Wishing and proclaiming it isn't doesn't make it so.

February 21, 2017Filed under Tech#ethicsMarkdown source
August 28, 2016Filed under micro#ethics#philosophy#tweetstormMarkdown source

I originally posted this as a tweetstorm, but I’m treating this as the canonical and adding a tweet to the end of that “topic” linking back here. Indie web forever.

This has been a fascinating weekend of conversations, many of them about systems and institutions and technology—with everyone from Lyft and Uber drivers to Trevin Wax, Joe Carter, and Matthew Lee Anderson.

The conversations Stephen Carradini and I have been having on Winning Slowly over the last couple seasons, and this season ahead, all seem more important to me than ever before. Not because the show itself is very important—it isn’t—but because these issues, and one question in particular, seem increasingly urgent in our day.

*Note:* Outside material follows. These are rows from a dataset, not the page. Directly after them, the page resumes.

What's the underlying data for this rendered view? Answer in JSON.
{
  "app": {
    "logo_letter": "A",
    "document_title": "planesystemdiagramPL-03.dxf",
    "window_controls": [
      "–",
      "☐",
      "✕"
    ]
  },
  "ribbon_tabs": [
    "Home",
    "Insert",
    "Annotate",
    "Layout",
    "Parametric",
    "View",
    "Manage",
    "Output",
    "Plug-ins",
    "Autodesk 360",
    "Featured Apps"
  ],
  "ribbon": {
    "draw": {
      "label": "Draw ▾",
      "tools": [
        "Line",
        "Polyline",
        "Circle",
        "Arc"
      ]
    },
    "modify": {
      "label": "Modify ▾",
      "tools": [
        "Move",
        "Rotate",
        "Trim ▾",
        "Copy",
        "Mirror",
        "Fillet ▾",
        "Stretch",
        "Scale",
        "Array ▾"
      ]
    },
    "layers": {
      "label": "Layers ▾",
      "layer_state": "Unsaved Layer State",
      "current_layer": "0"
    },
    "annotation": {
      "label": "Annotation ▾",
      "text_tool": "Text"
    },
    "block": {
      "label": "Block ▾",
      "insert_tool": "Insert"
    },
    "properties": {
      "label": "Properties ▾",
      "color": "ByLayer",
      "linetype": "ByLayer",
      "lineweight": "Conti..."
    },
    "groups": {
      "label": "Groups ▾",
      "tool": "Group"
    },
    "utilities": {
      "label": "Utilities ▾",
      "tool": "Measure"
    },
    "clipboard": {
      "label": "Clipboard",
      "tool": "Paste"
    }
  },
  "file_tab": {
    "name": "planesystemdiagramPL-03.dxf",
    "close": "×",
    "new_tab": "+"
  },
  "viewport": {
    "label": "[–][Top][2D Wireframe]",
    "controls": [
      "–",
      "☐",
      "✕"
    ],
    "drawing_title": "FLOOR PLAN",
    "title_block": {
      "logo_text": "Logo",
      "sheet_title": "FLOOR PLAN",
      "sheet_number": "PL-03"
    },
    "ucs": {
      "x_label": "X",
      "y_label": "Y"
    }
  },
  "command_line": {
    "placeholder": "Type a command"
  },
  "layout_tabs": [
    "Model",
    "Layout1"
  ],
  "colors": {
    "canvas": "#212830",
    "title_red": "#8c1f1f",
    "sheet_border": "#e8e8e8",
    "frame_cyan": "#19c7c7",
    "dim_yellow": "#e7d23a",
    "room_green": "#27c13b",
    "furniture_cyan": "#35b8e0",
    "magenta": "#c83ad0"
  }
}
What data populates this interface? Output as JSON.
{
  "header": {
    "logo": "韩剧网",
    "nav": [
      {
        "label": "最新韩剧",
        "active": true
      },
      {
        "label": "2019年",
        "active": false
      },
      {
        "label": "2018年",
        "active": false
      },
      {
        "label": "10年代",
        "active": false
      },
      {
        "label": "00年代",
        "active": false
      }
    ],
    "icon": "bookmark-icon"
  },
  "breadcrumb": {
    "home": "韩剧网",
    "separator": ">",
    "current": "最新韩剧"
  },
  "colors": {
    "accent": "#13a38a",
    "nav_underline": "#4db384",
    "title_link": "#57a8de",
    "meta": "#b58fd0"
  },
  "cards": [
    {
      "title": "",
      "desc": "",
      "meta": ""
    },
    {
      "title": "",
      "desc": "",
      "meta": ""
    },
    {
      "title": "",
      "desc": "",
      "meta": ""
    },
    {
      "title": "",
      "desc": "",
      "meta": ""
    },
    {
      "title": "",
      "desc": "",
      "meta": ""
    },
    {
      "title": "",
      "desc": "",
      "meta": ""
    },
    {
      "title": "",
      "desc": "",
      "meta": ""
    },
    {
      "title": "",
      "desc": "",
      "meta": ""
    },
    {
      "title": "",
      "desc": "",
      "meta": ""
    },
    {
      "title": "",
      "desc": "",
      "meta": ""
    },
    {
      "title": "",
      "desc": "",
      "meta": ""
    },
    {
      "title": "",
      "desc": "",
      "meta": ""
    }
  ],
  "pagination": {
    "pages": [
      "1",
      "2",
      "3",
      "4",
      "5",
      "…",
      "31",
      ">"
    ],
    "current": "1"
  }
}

That question is simple: Can we say no to given technologies or opportunities, not only as individuals but as communities?

If we cannot, we are slaves to whatever idea someone dreams up next, whether it is good or bad, beautiful or wicked. Our tools will own us.

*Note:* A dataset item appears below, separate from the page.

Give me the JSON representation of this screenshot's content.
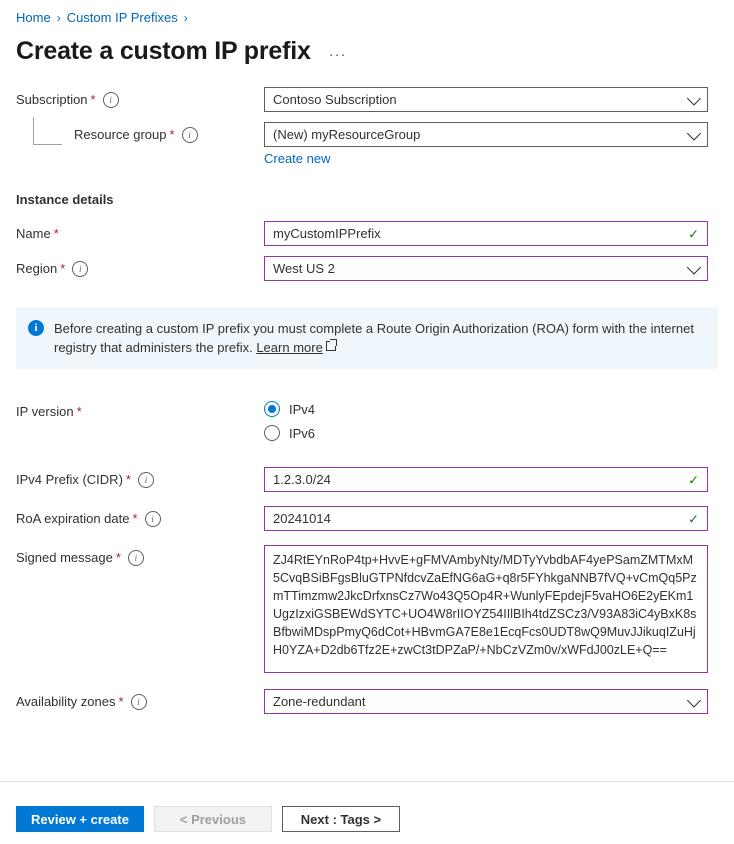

If we can, then at least some things I believe we ought. The question then will be: what technologies not only can we but must we refuse?

The answers to those questions are more than a tweetstorm can disentangle, indeed will require years of hard work and thought to search out. But as of right now, too few are even asking them—we think instead, “We can, and we may do some good, and so we must!”—heedless of the cost.

These questions press especially on those of us in technology, those of us who teach, and those of us in positions of influence. The things we choose—including, sometimes most importantly, silence and refusal—will shape not only our own but also many others’ lives.